Start of DATA FOR REVIEW

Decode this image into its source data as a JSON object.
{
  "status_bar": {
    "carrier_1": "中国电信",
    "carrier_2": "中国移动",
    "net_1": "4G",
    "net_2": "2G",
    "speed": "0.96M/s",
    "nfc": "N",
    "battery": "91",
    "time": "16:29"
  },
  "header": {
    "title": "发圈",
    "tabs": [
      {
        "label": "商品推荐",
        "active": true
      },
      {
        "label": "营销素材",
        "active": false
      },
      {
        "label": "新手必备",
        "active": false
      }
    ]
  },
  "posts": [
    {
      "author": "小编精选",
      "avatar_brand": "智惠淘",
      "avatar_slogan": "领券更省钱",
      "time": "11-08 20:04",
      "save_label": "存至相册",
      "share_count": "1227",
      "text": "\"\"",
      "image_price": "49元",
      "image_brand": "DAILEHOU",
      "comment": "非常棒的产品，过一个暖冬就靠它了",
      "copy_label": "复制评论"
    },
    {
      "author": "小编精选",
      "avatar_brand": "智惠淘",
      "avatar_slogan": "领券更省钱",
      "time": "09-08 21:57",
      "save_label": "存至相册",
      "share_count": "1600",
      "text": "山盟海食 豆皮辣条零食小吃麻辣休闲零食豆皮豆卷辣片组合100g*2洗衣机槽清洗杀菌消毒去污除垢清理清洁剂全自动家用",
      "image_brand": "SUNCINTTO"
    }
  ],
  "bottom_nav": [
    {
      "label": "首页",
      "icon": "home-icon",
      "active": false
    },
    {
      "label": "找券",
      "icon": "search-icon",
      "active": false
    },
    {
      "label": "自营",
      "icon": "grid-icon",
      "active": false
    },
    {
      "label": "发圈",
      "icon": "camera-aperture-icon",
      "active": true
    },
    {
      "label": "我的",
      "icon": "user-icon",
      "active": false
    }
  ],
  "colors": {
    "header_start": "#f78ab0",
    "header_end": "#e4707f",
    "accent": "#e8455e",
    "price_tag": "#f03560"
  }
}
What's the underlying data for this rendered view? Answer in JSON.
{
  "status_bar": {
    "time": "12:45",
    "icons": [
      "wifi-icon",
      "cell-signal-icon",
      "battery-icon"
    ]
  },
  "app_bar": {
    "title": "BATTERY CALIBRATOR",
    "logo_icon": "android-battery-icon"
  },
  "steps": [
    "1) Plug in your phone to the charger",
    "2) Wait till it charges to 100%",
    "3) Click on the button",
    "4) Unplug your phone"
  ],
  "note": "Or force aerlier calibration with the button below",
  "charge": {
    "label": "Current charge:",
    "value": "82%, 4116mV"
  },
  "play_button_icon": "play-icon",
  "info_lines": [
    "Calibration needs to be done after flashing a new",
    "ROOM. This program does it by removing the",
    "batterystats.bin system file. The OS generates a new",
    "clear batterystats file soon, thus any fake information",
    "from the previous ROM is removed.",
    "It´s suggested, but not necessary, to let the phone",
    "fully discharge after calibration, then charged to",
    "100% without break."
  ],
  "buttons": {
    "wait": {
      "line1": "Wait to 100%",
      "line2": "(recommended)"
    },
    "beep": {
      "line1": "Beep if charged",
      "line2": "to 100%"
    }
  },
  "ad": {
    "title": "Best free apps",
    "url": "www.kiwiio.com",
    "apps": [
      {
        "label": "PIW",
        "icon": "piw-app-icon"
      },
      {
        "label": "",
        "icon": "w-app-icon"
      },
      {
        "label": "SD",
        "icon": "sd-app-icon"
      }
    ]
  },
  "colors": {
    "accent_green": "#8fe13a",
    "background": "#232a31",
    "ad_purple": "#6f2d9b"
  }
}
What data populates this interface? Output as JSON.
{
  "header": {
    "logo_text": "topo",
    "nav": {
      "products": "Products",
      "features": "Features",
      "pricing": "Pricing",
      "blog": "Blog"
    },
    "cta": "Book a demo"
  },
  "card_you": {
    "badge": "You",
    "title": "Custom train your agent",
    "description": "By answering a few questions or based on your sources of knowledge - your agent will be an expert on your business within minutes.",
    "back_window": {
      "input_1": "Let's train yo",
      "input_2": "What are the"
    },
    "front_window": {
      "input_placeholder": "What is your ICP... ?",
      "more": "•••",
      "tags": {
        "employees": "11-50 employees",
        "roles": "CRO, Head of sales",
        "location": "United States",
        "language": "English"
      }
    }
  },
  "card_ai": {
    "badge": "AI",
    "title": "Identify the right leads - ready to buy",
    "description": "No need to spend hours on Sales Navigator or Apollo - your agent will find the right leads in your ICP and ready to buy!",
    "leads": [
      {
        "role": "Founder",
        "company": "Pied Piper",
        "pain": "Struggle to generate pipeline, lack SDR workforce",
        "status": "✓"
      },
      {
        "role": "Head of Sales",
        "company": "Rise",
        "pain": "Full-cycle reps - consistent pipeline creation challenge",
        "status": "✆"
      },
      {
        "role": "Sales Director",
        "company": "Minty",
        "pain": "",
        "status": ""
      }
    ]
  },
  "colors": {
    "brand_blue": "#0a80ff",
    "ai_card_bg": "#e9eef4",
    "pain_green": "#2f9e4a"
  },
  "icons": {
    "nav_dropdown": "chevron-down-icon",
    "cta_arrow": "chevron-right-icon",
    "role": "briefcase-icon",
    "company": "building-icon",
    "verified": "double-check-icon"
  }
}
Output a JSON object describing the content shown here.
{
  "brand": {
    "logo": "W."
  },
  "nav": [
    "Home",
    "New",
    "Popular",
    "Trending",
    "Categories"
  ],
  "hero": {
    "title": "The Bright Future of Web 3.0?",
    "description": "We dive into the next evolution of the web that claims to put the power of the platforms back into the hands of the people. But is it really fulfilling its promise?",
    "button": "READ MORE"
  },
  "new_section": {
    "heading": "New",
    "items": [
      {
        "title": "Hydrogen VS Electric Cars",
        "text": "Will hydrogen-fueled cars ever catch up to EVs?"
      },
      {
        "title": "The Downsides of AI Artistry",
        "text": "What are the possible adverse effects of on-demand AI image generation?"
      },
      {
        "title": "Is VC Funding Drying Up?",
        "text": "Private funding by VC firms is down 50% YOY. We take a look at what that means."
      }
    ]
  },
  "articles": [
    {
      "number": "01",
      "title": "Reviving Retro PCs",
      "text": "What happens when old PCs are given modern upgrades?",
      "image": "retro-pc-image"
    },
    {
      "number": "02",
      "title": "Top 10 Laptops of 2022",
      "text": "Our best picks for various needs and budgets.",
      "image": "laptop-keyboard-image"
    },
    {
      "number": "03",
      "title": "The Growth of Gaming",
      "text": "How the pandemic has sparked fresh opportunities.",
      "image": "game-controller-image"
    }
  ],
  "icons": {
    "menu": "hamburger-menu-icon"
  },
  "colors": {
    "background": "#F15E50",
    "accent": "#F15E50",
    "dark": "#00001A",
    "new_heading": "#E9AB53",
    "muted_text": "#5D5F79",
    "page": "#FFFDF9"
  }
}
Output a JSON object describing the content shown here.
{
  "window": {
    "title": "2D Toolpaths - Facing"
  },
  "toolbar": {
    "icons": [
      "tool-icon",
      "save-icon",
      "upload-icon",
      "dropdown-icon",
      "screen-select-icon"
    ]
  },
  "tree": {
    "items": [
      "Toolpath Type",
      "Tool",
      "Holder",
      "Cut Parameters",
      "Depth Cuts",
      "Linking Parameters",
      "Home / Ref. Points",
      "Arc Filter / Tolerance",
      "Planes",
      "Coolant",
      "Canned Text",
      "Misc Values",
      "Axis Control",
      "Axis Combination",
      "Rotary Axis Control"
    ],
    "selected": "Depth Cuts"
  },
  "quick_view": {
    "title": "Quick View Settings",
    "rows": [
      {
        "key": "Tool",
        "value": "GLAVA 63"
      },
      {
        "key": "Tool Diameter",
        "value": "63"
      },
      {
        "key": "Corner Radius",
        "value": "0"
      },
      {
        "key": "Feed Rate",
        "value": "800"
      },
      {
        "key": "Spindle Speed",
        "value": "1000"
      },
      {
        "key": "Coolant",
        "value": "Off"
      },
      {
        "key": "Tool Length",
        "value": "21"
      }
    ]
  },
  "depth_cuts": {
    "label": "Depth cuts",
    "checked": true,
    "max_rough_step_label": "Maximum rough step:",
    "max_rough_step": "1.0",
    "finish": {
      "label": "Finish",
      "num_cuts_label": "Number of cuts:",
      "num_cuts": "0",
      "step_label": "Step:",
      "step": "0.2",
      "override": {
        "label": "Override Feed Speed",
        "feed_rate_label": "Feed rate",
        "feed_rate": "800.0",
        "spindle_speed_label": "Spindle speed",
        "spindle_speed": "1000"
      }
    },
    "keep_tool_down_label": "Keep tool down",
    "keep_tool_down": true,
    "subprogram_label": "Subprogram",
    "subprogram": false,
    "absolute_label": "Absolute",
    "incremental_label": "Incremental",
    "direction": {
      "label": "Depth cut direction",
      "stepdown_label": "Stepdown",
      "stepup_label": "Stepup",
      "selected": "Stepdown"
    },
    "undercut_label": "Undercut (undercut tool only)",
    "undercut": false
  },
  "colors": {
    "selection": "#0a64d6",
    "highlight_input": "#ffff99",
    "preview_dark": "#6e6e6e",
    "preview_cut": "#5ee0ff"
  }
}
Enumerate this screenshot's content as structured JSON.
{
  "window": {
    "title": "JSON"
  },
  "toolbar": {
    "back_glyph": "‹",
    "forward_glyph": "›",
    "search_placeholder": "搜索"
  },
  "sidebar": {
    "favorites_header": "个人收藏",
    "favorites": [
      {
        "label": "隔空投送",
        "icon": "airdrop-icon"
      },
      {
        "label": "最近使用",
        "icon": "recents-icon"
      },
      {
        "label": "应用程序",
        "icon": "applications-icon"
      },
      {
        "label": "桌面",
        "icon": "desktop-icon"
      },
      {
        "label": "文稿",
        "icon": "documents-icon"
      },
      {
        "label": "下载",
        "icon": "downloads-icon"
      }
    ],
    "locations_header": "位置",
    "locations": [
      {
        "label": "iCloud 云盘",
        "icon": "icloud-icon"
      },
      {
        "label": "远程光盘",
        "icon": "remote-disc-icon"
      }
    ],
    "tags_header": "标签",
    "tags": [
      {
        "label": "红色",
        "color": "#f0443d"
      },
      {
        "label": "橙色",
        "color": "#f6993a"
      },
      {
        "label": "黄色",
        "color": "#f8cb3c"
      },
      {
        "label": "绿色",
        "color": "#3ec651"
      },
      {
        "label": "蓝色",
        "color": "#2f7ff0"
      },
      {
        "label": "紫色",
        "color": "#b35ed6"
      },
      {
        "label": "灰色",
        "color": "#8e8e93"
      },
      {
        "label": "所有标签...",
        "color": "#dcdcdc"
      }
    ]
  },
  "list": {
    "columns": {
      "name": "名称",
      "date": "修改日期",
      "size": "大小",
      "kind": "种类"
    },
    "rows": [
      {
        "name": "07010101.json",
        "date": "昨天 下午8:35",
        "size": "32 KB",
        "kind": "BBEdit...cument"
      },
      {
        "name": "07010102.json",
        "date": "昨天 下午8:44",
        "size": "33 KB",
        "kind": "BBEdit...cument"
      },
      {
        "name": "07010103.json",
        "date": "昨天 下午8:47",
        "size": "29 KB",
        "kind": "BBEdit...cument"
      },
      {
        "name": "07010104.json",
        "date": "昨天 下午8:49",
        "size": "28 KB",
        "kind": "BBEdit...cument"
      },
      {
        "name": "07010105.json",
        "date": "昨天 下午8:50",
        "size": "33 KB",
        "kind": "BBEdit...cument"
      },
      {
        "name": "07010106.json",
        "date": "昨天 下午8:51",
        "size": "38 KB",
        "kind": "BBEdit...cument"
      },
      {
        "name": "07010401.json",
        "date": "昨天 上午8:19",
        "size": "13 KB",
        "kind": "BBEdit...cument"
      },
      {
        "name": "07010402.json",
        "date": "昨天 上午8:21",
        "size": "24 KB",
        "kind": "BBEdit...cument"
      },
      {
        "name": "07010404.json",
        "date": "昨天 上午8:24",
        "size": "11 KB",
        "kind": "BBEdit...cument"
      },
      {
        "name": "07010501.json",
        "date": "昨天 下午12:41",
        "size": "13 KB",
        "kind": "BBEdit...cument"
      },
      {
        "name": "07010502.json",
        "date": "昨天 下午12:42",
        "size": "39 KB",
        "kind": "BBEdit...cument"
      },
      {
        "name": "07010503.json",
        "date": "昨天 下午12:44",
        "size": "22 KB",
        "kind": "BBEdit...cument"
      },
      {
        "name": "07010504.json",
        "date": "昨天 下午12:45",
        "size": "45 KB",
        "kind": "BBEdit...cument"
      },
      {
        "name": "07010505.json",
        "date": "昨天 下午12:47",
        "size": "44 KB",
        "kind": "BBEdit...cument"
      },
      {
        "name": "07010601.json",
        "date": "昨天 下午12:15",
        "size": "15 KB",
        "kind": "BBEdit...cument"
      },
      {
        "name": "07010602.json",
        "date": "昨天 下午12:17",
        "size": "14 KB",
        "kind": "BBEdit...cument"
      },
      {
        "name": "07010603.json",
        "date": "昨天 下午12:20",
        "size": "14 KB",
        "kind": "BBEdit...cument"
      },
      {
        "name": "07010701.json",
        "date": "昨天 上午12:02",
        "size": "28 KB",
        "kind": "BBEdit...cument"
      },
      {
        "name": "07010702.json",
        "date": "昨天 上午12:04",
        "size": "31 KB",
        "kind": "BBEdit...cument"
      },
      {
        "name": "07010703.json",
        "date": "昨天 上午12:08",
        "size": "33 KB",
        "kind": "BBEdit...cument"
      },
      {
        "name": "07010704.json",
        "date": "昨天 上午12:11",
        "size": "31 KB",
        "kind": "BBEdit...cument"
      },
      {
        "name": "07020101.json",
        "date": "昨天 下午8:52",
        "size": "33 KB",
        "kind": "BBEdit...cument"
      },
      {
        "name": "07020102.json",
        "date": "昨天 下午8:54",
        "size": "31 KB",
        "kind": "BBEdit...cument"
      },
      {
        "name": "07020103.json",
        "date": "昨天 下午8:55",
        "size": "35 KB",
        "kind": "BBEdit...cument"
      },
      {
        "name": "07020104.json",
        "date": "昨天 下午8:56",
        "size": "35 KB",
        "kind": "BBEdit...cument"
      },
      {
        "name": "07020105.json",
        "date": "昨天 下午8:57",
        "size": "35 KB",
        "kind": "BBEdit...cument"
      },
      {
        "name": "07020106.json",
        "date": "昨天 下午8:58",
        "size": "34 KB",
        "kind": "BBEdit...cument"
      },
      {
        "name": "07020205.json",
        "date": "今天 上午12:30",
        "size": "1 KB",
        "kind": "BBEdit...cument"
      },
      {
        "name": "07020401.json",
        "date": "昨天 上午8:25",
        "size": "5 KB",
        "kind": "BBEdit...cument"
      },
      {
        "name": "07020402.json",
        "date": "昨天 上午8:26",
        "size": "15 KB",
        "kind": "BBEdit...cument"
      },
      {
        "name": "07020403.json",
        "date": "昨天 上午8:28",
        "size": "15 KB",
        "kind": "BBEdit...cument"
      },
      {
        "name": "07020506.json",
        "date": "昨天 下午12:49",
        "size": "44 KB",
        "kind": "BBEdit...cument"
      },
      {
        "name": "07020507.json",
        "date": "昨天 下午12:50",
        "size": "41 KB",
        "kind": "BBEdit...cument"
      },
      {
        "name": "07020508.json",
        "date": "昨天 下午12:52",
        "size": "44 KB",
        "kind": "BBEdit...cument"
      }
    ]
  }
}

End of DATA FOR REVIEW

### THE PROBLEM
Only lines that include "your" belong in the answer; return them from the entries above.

### PROBLEM SOLUTION
    "1) Plug in your phone to the charger",
    "4) Unplug your phone"
    "title": "Custom train your agent",
    "description": "By answering a few questions or based on your sources of knowledge - your agent will be an expert on your business within minutes.",
      "input_placeholder": "What is your ICP... ?",
    "description": "No need to spend hours on Sales Navigator or Apollo - your agent will find the right leads in your ICP and ready to buy!",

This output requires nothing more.